Biegel had originally sued the agency for discrimination, harassment and retaliation, and Dentsu threatened to bring counterclaims for defamation and fraud.

The brief statement today read, in part: "As a result of this settlement, those allegations and claims have been dismissed, including any potential counterclaims that have not been asserted by Dentsu. Both parties retract all public statements."

The statement continues: "Any other terms of the settlement shall remain confidential, and the parties have agreed not to disclose anything regarding this case or its settlement. Through this settlement, both parties wish to put the dispute behind them and move on to successful future endeavors."
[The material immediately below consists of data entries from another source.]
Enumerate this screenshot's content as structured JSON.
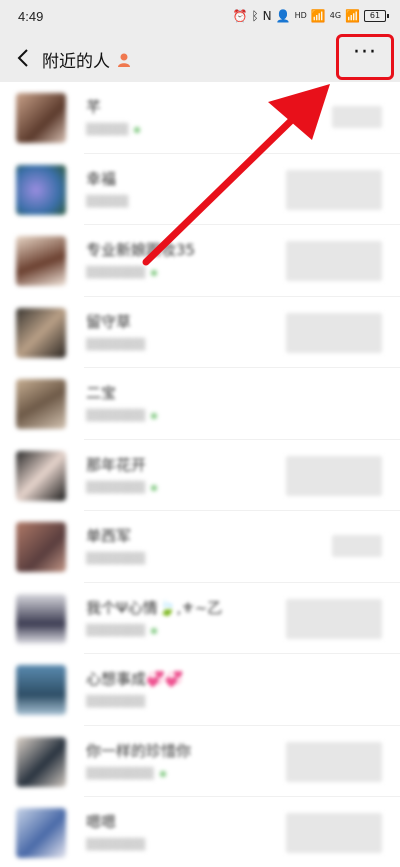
{
  "status_bar": {
    "time": "4:49",
    "icons": [
      "alarm-icon",
      "bluetooth-icon",
      "nfc-icon",
      "person-icon",
      "hd-signal-icon",
      "4g-signal-icon",
      "signal-icon",
      "battery-icon"
    ],
    "hd": "HD",
    "net": "4G",
    "battery": "61"
  },
  "nav": {
    "title": "附近的人",
    "more": "···"
  },
  "people": [
    {
      "name": "芊"
    },
    {
      "name": "幸福"
    },
    {
      "name": "专业新娘跟妆35"
    },
    {
      "name": "留守草"
    },
    {
      "name": "二宝"
    },
    {
      "name": "那年花开"
    },
    {
      "name": "单西军"
    },
    {
      "name": "我个Ψ心情🍃,⚜~乙"
    },
    {
      "name": "心想事成💞💞"
    },
    {
      "name": "你一样的珍惜你"
    },
    {
      "name": "嗯嗯"
    }
  ],
  "colors": {
    "highlight": "#e8101a",
    "header_bg": "#ededed"
  }
}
The case began last October when the former Dentsu exec filed his original complaint against Dentsu's top North American executive, Toyo Shigeta, and Tim Andree, Dentsu America's CEO, who fired the cd in November 2006. (Today's statement asserts that "his termination was not performance based," but does not elaborate.)

In court papers, Biegel made lurid claims against Shigeta, alleging the former cd was forced to visit a brothel and a Japanese bathhouse and had to watch Shigeta photographing women on a Brazilian beach during agency business trips. Biegel also claimed Shigeta showed him a "crotch shot" of a fully-clothed Maria Sharapova, allegedly taken by Shigeta, without the tennis star's knowledge, while she was on a photo shoot for Dentsu client Canon.

Dentsu executives denied the claims and in November filed the motion to dismiss, saying if Biegel believed the claims were valid, they should have been made while he was an employee or that he should have filed the suit a year earlier when he was fired. Instead, Dentsu argued in a November 2007 motion, Biegel prepared a draft of his lawsuit and showed it to two of the agency's largest clients while he and attorney Andrew Dwyer attempted to secure a $1 million payout from Dentsu.

Attorneys for both sides did not return calls.